Sean McMahon reporting from Yokohama.
With 27 minutes on the clock, Ireland were 19-3 up in their toughest pool match of the World Cup, against opposition which have troubled them in the past and amid a backdrop which has questioned this squad’s mentality and ability on the field.
To be so on top so early on in this game was a signal that this squad means business. Of course, in the second half, as the rain poured, they managed the game superbly to secure a 27-3 victory.
This team has come into this World Cup under a level of scrutiny which we have not seen in the Joe Schmidt era. Although the squad improved in their final two warm-up games against Wales, there were still serious concerns and doubts stemming from three performances in 2019 – the two games against England and the clash with Wales in March.
How Ireland banished those demons in what was the biggest stage, with the most at stake, is commendable and bodes well for the weeks ahead.
Ireland were dominant in all facets of the game.
They secured a 100% return on their own scrum and lineout while they were able to disrupt their opponent’s setpiece – winning one scrum against the head and stealing a Stuart McInally throw.
Up front, Ireland out-muscled their near-neighbours at the breakdown which allowed Conor Murray to pull the strings in attack.
On the other side of the ball, Ireland’s line speed was excellent and when Scotland were able to catch Ireland on the fringes, the Irish players were able to scramble well enough to recover. To leave a side which has Stuart Hogg, Finn Russell, Tommy Seymour and Sean Maitland in their backline tryless is not something to be sniffed at.
And to do this without the experienced trio of Rob Kearney, Keith Earls and Robbie Henshaw, well, that makes it all the more impressive doesn’t it?
Bigger tests lie ahead, though.
Ireland, barring a catastrophic result in the next few weeks, will meet Rassie Erasmus’ Springboks on Sunday 20 October at Tokyo Stadium.
Joe Schmidt’s side will go into that match as underdogs but that’s not a bad thing.
In their 23-13 loss to the All Blacks on Saturday night, the Boks showed, as if anyone needed a reminder, that they are a force to be reckoned with. They forced the All Blacks into uncharacteristic mistakes in the opening 20 minutes and with a little bit more ruthlessness, could have extended that early 3-0 lead to something which could have changed the outcome of the game.
The problem, or opportunity for Ireland (depends on which way you look at it), is that their next three games are against Tier 2 opposition.
Was that Scotland performance enough to prepare for a quarter-final against one of the most physically imposing sides in the competition?
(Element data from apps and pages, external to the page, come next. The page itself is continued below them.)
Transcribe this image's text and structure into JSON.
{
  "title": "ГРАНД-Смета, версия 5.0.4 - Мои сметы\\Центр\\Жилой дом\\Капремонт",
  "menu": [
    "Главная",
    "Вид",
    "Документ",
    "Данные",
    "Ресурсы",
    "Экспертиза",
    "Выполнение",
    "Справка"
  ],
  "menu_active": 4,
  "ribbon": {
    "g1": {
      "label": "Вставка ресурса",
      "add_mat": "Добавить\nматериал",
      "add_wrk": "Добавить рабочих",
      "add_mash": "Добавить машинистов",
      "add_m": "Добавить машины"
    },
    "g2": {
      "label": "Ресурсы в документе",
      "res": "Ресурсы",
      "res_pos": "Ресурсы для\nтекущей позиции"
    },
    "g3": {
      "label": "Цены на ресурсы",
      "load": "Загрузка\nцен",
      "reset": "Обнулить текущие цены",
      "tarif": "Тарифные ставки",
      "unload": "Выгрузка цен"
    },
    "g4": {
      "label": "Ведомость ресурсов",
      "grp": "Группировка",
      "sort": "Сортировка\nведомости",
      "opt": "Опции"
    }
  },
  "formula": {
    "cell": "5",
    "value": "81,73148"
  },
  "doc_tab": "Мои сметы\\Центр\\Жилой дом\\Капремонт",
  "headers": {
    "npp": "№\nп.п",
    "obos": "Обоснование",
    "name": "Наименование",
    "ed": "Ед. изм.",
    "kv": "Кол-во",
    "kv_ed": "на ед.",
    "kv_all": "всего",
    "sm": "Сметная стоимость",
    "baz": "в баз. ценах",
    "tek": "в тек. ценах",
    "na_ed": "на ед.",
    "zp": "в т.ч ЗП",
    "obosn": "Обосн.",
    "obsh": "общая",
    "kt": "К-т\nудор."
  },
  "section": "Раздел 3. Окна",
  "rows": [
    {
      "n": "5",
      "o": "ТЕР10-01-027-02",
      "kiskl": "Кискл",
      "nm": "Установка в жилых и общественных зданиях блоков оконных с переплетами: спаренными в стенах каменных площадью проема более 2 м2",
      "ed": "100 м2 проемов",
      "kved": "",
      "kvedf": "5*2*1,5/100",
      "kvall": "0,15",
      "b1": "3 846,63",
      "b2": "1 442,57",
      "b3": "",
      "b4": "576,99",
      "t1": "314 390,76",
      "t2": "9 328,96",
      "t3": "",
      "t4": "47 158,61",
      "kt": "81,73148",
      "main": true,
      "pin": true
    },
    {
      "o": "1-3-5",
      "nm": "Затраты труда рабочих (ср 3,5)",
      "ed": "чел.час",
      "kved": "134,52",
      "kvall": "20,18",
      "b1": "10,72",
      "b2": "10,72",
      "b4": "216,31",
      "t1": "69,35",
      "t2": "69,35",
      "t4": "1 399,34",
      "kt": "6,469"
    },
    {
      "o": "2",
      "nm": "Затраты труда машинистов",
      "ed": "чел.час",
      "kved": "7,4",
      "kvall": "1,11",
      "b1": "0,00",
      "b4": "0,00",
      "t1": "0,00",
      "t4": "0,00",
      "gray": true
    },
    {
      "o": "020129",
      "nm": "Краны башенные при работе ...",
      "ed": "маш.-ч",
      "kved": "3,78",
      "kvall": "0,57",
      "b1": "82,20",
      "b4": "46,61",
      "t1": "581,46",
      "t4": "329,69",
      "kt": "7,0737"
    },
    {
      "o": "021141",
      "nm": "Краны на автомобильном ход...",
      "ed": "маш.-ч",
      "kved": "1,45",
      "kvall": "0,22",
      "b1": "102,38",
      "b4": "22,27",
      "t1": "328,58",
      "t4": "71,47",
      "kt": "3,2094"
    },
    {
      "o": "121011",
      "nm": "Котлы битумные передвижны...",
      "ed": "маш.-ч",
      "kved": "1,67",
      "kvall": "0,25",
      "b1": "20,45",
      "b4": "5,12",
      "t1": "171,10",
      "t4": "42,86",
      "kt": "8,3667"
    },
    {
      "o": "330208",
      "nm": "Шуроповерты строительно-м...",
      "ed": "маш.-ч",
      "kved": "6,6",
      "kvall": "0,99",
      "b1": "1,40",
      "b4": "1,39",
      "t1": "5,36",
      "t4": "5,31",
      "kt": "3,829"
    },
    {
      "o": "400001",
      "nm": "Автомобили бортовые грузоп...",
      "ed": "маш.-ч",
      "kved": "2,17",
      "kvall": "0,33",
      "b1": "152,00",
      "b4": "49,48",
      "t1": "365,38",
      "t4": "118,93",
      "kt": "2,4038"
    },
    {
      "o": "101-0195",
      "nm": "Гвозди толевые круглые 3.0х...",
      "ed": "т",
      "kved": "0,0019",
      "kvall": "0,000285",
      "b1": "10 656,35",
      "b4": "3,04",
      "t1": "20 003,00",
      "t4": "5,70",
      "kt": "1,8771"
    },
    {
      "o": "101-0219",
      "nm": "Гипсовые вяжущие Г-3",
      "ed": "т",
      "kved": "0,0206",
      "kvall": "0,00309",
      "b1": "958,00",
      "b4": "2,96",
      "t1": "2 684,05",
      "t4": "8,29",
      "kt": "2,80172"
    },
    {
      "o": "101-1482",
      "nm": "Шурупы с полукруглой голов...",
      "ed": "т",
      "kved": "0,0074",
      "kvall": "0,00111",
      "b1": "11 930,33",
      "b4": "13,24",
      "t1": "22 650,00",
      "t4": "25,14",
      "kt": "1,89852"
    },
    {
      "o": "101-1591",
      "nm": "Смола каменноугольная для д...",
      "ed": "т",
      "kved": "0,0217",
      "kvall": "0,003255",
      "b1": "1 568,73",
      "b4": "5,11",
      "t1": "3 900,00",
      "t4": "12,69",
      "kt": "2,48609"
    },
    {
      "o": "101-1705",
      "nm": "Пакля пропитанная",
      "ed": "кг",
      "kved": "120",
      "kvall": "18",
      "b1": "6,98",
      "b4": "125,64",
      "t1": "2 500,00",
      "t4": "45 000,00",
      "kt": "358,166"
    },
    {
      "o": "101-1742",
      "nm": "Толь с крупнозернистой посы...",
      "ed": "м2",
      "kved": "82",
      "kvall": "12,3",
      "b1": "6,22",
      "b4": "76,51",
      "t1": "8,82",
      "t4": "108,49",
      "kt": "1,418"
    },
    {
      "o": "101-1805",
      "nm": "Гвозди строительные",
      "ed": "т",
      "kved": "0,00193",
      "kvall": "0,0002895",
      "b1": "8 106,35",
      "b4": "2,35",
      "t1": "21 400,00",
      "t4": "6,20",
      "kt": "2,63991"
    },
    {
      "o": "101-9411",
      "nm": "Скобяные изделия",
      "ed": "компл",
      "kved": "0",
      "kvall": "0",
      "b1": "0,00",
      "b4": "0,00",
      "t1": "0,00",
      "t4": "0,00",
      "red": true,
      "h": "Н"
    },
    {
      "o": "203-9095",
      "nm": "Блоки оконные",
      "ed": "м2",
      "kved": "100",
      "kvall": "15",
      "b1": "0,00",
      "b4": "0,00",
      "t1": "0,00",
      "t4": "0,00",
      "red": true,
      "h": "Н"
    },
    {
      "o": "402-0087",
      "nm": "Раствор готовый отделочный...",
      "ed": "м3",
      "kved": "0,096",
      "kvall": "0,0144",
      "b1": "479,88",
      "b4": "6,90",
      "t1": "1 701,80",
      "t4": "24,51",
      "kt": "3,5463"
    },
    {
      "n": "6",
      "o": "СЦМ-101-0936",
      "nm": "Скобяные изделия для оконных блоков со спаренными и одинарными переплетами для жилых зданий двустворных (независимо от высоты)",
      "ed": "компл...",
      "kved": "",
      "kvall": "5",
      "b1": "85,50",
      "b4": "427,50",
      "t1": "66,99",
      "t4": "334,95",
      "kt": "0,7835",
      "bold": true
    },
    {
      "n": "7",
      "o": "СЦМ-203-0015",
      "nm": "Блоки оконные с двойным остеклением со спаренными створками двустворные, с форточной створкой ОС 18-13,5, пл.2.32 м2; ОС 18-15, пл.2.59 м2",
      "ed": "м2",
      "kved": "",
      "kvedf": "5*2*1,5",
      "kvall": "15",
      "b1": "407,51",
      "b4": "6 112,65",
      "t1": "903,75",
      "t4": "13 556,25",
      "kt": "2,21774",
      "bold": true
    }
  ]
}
Or does the opportunity of chopping and changing players over the next three weeks allow Ireland to be fresh for this era-deciding encounter?
There’s no definitive answer but what we can say is that Ireland did everything that they needed to do to beat Scotland and it will no doubt remind supporters and media alike that this team are on an upward curve as evidenced by their last three consecutive performances.
Aled Walters, Felix Jones, Rassie Erasmus and Jacques Nienaber – they all have knowledge of the Irish system. Ireland’s South African contingent of Jean Kleyn and CJ Stander – they can help in the other direction.
So many subplots.
It will be a fun week.
But there is still plenty of rugby to be played before that mouth-watering clash.